On January 1, 2014, Colorado became the first state in the U.S. to legalize marijuana for recreational use, formally introducing the latest legal cash crop into the U.S. economy and opening the door to what some see as enormous economic benefits to the state. Now just over two-weeks old, the project seems to be delivering on its promise: sales are booming, and customers are lining up to purchase the once banned drug at a cost of around $65 for an eighth of an ounce. One suburban shop owner, Brooke Gehring, says she has served over 2500 customers since January 1, each one spending an average of $100 on their cannabis product of choice. Shop owners across the state estimate that total first-day sales reached over $1 million – every penny of which was taxed by the state. With sales revenues expected to reach over $600 million this year that translates into about $67 million in tax revenue in 2014 alone.
Not everyone is impressed with these numbers, however. Jeffrey Miron, a senior lecturer in economics at Harvard University and a senior fellow at the Cato Institute, called the $67 billion in tax revenue “chump change” in relation to Colorado’s $20 billion budget for 2013. What’s more, significant barriers to entry mean that tightly regulated pot sales may level off more quickly than proponents expect. According to Gehring, the cost of setting up her dispensary — which, according to current Colorado law, must grow at least 70 percent of the product it sells — reached millions of dollars, including $115,000 in annual licensing fees and $27,500 in application fees so that her dispensaries could begin selling recreational pot. Additionally, each plant she owns must be tracked from “seed to sale” with an RFID tag and entered into the state’s Marijuana Enforcement Tracking System. According to Gehring, she spent $22,000 this year on tags alone.

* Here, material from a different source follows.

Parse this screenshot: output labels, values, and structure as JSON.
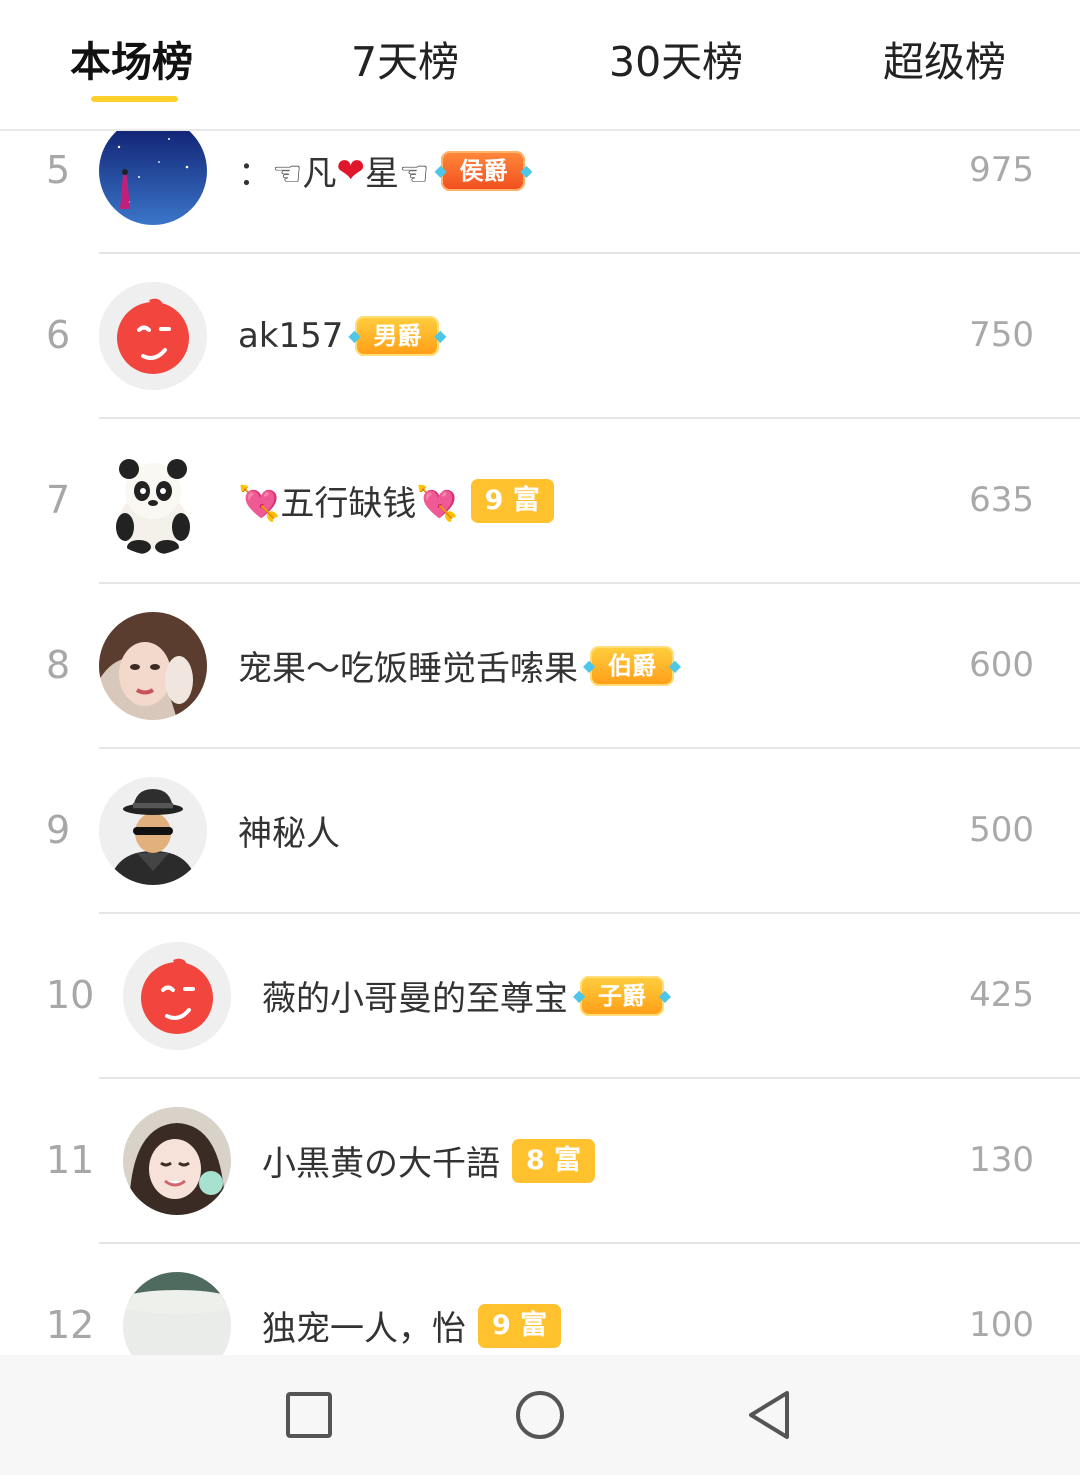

Financing, too, is a major hurdle for would-be pot entrepreneurs. Due to federal regulations, which still classify marijuana as a Schedule I narcotic with “no approved medical use,” even bankers who might be interested in providing start-up capital typically are prohibited from doing so. Nevertheless, for those with a proven track record and the right kinds of expertise, private venture capital is available. The New York-based magazine for marijuana enthusiasts “High Times” announced recently that it was launching a private equity fund to assist new cannabis-related businesses. Moreover, private investors, such as Jeffrey Friedland, owner of Friedland Global Capital, are searching the state for promising opportunities for a controlling interest in pot shops. Like Friedland, they believe that the public will continue to flock to these legal dispensaries regardless of the price. It also should be noted that the market might partially evolve into home growers who are able to cultivate their own cannabis seeds in any enclosed and locked space. One plant alone supposedly could produce an average of 50 joints.
As for the typical amount of marijuana in a joint, Kilmer and Pacula (2009) found that a number of studies reported the amount to range from 0.3 to 0.5 grams. — RAND Drug Policy Research Center
Nevertheless, domestic issues such as federal opposition and state regulatory nightmares may not be the most important challenge to the U.S. pot industry. As more countries across the globe legalize marijuana — Uruguay just become the first to completely deregulate everything related to marijuana production and Peru is poised to follow suit — competition from around the world is looming large. With centuries of experience in herbal medicine, Chinese firms, which already have filed 309 of the 606 patents relating to the drug, see legalized marijuana as a perfect opportunity for even greater penetration into global markets, including the U.S., where some analysts believe legal marijuana sales will reach $10 billion by 2018. Moreover, as the world’s largest producer of industrial hemp, a close cousin of marijuana with a lower concentration of the psychoactive component THC, China’s presence in the cannabis market is already quite large. Many of the country’s existing patents are for medicinal remedies that are currently banned in the U.S which might receive approval if the federal cannabis regulations change.
Obviously, there is still much to learn from the Colorado experiment. Nevertheless, with nearly 60 percent of Americans in favor of the legalization of marijuana, it appears that — for better or worse — it is here to stay.